Despite the thick fog and the early hour, Rolando persuaded her that the trip to the top of the mountain would be unforgettable. “A lot of people prefer to [propose] at sunset because it is so pretty, but for me this was the beginning of us as a married couple, so it had to be sunrise,” Rolando says.
Luckily, by the time they arrived at the outlook, they were above the clouds and the view was perfect. “I remember telling him, as we pulled up to the parking lot, ‘Don’t ever listen to me again,’ ” Nicole said.
As the sun started rising, Rolando ran to the car and set up a small table with a white tablecloth and two champagne flutes. He popped the champagne and then popped the question. She said ‘Of course!’ and they spent the rest of the weekend horseback riding and wine tasting.
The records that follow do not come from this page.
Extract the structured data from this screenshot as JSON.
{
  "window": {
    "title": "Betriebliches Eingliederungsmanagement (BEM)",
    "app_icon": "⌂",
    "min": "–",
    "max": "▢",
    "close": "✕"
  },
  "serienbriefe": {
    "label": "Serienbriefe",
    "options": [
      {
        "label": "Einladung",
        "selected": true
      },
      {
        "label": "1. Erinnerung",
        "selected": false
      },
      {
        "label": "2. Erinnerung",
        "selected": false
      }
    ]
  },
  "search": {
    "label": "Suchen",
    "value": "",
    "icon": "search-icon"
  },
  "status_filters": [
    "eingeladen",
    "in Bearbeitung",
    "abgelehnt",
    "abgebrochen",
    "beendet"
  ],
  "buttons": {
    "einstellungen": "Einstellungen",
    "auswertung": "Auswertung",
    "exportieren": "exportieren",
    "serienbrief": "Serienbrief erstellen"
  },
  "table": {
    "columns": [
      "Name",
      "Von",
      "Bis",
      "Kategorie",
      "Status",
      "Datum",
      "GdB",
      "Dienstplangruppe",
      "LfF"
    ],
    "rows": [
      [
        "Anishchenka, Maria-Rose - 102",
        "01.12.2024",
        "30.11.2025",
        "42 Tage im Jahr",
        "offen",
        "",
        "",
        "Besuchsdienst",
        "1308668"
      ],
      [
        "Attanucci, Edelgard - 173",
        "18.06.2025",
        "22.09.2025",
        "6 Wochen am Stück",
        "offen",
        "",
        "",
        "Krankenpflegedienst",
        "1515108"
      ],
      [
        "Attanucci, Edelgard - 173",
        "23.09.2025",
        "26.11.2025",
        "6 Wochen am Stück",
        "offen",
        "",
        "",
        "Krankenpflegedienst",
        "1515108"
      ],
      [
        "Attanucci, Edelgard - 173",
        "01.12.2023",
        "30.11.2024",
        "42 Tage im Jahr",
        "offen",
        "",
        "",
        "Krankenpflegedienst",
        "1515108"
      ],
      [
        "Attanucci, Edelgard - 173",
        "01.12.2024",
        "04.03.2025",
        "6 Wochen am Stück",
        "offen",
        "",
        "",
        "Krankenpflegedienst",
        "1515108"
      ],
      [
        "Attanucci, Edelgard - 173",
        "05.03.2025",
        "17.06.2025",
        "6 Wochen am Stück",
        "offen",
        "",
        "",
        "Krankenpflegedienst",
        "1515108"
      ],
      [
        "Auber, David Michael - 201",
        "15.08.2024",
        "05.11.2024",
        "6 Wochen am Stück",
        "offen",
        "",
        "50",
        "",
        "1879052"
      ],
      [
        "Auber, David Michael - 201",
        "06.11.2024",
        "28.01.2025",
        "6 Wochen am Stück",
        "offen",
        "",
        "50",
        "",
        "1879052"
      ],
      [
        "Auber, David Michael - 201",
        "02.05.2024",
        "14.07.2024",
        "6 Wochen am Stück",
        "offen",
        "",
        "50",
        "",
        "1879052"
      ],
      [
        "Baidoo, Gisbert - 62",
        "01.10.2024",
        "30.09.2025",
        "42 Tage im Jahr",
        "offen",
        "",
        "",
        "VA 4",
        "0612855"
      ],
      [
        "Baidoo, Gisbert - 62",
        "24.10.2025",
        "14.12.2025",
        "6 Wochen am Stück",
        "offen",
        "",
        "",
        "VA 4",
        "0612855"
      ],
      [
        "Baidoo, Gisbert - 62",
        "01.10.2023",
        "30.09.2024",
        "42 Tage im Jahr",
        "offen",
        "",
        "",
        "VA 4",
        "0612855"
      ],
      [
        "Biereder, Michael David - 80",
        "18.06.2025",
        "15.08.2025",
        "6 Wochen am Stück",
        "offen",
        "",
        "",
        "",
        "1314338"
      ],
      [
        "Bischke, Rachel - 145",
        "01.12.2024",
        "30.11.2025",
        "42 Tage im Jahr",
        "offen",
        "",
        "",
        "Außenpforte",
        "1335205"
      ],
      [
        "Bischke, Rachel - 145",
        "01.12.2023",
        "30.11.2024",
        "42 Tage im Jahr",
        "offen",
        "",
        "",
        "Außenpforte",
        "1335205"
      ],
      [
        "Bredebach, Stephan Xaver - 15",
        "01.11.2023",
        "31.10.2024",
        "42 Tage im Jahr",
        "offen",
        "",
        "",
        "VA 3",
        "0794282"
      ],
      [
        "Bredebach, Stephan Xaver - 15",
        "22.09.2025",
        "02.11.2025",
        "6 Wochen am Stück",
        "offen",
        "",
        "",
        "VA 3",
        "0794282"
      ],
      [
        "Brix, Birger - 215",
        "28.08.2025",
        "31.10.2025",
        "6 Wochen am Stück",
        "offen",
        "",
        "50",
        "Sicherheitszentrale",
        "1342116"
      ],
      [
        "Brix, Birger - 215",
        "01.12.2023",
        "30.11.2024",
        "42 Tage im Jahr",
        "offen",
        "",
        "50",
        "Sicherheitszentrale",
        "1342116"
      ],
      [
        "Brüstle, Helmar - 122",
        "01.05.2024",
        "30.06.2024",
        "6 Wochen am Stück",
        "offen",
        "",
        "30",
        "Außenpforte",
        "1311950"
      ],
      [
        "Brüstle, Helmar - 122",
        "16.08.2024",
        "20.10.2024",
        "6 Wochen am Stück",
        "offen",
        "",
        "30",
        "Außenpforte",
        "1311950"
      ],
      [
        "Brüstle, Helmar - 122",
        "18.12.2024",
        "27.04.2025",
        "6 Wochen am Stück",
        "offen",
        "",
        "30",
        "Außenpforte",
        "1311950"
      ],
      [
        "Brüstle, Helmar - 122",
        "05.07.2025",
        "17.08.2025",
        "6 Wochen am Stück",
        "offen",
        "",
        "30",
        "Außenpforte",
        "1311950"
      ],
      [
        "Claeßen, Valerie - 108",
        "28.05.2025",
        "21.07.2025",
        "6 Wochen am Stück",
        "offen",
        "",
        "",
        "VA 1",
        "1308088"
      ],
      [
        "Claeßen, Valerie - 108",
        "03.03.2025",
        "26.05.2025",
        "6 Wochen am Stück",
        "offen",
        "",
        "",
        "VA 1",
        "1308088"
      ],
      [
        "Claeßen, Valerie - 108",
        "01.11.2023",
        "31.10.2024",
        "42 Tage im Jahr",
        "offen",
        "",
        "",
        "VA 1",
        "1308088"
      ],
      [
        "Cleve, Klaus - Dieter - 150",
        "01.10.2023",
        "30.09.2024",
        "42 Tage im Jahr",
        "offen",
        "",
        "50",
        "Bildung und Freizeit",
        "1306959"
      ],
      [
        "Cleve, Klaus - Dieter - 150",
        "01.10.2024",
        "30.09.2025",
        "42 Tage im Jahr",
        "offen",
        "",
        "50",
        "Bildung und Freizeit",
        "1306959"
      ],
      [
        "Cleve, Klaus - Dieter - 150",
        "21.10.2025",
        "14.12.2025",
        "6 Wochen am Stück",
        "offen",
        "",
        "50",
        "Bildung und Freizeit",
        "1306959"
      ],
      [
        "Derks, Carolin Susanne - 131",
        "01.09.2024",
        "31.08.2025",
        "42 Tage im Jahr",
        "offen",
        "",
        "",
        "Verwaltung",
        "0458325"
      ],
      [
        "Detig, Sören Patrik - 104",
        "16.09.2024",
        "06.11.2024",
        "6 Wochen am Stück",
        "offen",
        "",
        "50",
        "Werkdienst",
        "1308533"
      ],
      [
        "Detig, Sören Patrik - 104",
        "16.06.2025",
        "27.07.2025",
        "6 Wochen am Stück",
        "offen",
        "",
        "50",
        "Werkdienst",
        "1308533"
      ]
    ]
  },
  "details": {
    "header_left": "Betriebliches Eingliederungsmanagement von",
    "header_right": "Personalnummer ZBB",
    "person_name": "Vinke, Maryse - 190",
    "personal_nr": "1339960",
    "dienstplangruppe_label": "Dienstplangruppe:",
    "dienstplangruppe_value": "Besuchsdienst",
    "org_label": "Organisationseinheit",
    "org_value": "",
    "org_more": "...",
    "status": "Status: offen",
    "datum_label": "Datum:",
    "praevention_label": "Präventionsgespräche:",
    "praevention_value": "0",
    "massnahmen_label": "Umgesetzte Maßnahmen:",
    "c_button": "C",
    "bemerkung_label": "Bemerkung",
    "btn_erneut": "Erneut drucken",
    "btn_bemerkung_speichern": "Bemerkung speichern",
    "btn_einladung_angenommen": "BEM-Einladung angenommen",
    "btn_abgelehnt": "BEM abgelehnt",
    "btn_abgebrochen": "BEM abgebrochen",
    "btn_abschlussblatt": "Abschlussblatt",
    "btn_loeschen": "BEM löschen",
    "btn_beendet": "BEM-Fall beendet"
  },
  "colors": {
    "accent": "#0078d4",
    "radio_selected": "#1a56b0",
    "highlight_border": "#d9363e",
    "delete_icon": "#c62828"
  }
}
“Everything that we did was exactly what I would have wanted to do with the day,” Nicole says. “He just knew me so well.”
On June 7, Rolando Amaya, 33, married Nicole Van Vooren, 32, at the Princeton University Chapel, at his alma mater. Afterward, they celebrated with 160 guests at the Cherry Valley Country Club in Skillman, N.J. They plan to honeymoon in Italy in September, combining his love of history and her love of Italian food, cheese and wine.
A quote by Sufi mystic and poet Jalal al-Din Rumi resonated with the couple: “The minute I heard my first love story, I started looking for you, not knowing how blind that was. Lovers don’t finally meet somewhere. They’re in each other all along.”
“Like a puzzle picture slowly materializing, as we have learned more and more about each other, we have come to realize that we just fit,” wrote the couple. “It is as Rumi says: there was a bit of us in each other from the start.”